Interface dataset entries.
== == ==

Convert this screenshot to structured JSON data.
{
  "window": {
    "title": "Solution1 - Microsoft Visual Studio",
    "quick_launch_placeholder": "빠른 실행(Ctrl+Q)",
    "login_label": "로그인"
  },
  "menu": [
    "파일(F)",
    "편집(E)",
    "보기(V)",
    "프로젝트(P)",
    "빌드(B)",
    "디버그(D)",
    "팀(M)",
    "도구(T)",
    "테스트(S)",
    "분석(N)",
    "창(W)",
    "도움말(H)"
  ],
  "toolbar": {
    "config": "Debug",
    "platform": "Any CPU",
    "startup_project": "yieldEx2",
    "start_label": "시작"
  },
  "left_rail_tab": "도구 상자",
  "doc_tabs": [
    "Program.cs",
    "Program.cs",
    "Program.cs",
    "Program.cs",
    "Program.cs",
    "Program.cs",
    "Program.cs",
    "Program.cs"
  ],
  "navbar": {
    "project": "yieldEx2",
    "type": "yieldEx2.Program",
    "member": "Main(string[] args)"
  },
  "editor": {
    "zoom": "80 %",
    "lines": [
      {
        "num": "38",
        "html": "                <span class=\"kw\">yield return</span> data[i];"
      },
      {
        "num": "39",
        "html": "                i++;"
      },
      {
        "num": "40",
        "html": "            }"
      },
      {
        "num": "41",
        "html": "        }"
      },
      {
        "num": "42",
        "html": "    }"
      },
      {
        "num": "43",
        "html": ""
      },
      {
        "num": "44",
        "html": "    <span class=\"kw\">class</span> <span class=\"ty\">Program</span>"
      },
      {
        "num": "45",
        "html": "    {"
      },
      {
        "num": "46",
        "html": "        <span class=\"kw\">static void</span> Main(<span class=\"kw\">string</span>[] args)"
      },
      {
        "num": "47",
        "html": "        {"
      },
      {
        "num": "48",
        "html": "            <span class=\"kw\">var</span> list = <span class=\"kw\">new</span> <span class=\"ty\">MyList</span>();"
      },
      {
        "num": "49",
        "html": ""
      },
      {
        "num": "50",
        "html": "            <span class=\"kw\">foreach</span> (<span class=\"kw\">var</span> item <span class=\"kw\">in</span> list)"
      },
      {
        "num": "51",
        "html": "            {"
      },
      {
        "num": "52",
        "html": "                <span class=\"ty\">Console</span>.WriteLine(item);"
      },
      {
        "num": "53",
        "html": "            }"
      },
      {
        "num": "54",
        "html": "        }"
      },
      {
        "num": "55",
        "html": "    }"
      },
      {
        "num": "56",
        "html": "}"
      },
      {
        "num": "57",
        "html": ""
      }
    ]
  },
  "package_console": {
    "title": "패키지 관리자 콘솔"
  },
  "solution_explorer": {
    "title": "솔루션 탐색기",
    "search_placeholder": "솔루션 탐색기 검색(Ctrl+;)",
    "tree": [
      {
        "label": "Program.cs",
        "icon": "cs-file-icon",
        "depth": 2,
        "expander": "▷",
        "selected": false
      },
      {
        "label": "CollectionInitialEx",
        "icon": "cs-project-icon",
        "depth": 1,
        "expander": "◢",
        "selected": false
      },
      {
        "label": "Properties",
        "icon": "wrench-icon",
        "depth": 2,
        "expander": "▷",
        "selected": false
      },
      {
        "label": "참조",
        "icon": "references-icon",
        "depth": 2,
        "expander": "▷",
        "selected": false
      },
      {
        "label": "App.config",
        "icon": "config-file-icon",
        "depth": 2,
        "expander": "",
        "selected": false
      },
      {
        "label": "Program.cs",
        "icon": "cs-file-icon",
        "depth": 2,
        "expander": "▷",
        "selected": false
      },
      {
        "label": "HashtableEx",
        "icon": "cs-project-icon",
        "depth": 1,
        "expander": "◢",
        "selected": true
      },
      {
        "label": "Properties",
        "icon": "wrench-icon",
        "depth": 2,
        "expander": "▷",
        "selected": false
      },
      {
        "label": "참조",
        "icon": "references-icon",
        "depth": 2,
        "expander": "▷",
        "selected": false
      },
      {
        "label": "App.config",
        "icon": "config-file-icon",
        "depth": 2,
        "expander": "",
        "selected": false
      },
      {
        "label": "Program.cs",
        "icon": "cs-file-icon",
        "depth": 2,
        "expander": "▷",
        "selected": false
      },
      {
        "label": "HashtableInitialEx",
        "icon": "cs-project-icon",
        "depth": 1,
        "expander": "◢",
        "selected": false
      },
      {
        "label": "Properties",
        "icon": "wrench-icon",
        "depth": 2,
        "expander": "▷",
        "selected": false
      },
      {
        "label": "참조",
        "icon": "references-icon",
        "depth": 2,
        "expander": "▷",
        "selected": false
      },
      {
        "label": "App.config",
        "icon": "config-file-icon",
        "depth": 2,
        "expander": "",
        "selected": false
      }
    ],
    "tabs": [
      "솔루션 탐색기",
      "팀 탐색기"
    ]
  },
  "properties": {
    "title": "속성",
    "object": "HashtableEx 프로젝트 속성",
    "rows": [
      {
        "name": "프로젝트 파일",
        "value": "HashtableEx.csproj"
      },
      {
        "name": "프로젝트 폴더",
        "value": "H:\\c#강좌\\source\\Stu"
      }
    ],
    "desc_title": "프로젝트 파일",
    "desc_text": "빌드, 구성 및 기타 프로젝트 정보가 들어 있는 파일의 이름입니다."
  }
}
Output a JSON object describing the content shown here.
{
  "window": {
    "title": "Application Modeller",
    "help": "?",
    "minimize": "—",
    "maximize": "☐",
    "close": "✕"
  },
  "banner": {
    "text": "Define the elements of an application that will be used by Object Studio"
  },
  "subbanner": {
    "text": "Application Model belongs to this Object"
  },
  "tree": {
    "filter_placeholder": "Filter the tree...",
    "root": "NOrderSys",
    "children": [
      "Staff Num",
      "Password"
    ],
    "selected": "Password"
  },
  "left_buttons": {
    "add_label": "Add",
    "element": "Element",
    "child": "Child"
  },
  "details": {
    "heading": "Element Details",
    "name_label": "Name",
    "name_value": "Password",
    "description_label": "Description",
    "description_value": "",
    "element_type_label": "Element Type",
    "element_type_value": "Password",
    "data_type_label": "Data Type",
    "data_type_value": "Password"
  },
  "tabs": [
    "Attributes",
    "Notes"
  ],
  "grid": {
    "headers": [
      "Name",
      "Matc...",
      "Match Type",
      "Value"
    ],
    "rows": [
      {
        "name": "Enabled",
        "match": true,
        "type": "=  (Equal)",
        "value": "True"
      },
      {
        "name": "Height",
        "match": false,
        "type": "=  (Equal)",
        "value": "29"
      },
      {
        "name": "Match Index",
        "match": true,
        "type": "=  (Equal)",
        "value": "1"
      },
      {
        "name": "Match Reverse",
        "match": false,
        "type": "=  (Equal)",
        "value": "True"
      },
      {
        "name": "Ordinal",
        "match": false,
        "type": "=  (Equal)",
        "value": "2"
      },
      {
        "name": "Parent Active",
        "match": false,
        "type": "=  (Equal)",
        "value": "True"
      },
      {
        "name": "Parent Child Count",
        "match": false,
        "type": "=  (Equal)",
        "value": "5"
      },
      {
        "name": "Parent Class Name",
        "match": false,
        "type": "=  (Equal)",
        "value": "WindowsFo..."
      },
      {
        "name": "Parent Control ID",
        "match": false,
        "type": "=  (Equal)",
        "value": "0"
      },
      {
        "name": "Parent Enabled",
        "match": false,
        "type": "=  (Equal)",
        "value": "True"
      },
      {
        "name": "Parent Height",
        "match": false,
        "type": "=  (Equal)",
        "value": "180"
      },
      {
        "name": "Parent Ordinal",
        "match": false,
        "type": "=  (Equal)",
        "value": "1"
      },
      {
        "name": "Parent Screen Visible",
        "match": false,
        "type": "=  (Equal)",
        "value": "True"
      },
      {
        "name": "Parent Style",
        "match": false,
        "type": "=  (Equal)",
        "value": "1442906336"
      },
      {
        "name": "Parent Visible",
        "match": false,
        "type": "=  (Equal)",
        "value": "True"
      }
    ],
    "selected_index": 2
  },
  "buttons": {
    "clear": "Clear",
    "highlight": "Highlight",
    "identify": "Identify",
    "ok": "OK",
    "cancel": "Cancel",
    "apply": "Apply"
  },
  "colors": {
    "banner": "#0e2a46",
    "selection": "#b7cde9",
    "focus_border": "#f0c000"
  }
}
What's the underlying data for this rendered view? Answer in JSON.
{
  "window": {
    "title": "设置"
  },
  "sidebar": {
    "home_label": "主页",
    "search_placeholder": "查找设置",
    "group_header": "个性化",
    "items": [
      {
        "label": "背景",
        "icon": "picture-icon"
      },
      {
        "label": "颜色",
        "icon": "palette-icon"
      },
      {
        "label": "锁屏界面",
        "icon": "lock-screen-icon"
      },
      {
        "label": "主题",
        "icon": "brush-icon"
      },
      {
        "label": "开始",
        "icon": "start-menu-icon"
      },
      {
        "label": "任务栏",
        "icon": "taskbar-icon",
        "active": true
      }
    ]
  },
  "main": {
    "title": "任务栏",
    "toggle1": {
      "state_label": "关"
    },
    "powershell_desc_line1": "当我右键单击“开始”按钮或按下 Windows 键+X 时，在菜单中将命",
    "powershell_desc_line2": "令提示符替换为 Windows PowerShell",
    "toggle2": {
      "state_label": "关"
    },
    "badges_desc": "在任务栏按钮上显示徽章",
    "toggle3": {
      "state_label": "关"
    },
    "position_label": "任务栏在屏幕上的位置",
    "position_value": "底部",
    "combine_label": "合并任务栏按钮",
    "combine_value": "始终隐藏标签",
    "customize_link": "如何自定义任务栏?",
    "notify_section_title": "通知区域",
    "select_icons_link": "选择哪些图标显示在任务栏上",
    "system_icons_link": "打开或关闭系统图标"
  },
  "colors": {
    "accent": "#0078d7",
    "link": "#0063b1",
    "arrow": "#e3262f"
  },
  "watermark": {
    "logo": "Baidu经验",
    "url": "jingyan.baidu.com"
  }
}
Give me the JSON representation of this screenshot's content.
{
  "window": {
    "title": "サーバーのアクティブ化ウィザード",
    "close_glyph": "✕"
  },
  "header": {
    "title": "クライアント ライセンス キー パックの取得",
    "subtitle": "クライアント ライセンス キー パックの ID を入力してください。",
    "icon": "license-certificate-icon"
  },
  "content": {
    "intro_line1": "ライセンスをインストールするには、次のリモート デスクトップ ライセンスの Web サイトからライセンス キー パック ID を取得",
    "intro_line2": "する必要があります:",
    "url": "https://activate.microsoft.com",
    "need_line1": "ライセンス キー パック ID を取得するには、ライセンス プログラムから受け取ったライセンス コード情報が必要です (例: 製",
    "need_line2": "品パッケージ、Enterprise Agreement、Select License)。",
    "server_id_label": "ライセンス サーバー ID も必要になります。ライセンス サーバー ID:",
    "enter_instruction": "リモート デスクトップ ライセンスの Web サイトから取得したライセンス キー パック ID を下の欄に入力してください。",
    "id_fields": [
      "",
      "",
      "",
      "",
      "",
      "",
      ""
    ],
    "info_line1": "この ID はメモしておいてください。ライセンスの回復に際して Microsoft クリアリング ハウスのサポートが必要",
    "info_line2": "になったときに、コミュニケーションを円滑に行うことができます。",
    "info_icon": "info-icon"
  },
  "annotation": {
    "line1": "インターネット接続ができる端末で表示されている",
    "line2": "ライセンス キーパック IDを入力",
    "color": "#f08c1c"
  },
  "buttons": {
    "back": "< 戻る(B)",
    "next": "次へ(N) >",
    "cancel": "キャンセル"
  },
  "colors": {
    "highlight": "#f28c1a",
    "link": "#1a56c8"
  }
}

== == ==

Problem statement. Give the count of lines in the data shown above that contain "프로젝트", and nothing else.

Reply to the exercise. 6